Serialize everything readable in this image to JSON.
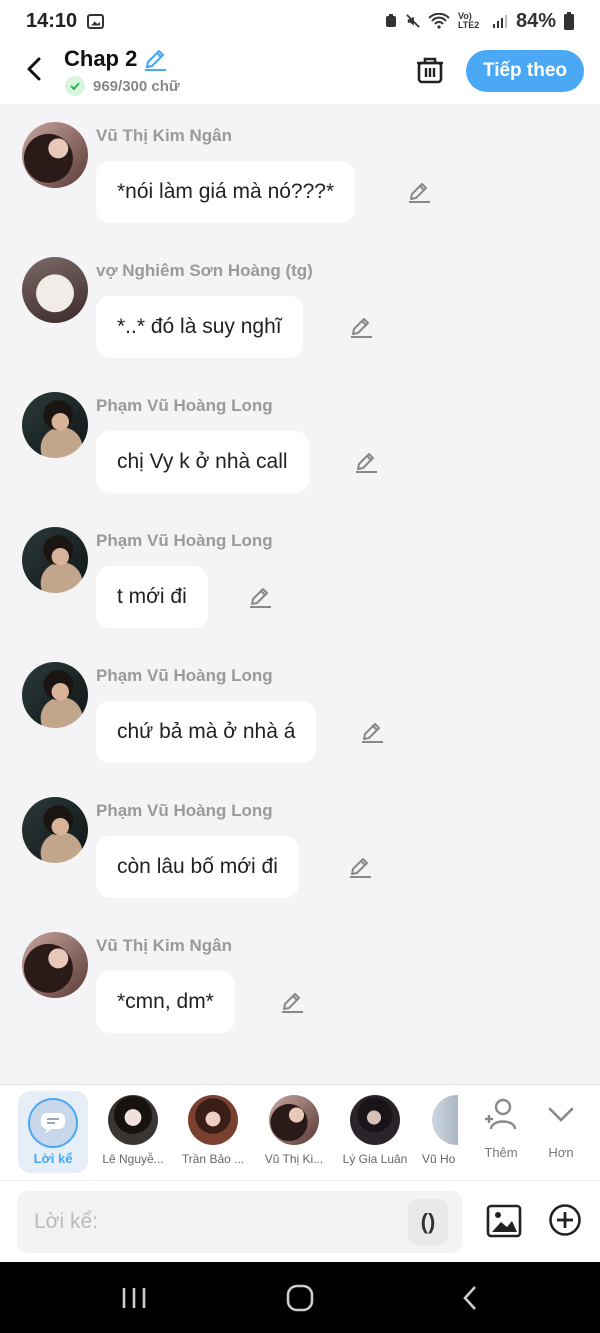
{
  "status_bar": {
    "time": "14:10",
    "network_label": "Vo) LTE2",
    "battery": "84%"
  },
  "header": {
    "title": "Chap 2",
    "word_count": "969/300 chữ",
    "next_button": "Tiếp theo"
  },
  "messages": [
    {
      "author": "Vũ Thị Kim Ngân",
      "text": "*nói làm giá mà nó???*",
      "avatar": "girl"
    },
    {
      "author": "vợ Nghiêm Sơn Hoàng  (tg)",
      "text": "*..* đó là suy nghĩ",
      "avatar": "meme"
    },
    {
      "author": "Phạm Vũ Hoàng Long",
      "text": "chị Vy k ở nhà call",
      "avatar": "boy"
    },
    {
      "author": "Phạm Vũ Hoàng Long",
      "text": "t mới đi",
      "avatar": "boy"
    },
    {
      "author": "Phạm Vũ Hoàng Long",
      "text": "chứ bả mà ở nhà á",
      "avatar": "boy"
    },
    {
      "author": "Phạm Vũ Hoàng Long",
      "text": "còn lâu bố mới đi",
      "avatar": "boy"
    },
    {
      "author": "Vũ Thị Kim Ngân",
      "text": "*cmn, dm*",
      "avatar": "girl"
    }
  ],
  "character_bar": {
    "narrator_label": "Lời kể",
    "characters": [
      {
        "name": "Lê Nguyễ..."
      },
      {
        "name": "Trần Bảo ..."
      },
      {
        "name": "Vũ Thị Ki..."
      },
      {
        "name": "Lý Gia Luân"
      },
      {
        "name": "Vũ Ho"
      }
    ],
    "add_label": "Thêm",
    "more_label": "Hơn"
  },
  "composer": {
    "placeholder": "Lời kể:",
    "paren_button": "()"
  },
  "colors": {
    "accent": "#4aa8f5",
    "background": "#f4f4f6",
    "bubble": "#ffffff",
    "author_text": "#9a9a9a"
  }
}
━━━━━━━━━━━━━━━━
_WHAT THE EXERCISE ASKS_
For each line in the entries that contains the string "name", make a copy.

_ANSWER BOX_
        "name": "Lê Nguyễ..."
        "name": "Trần Bảo ..."
        "name": "Vũ Thị Ki..."
        "name": "Lý Gia Luân"
        "name": "Vũ Ho"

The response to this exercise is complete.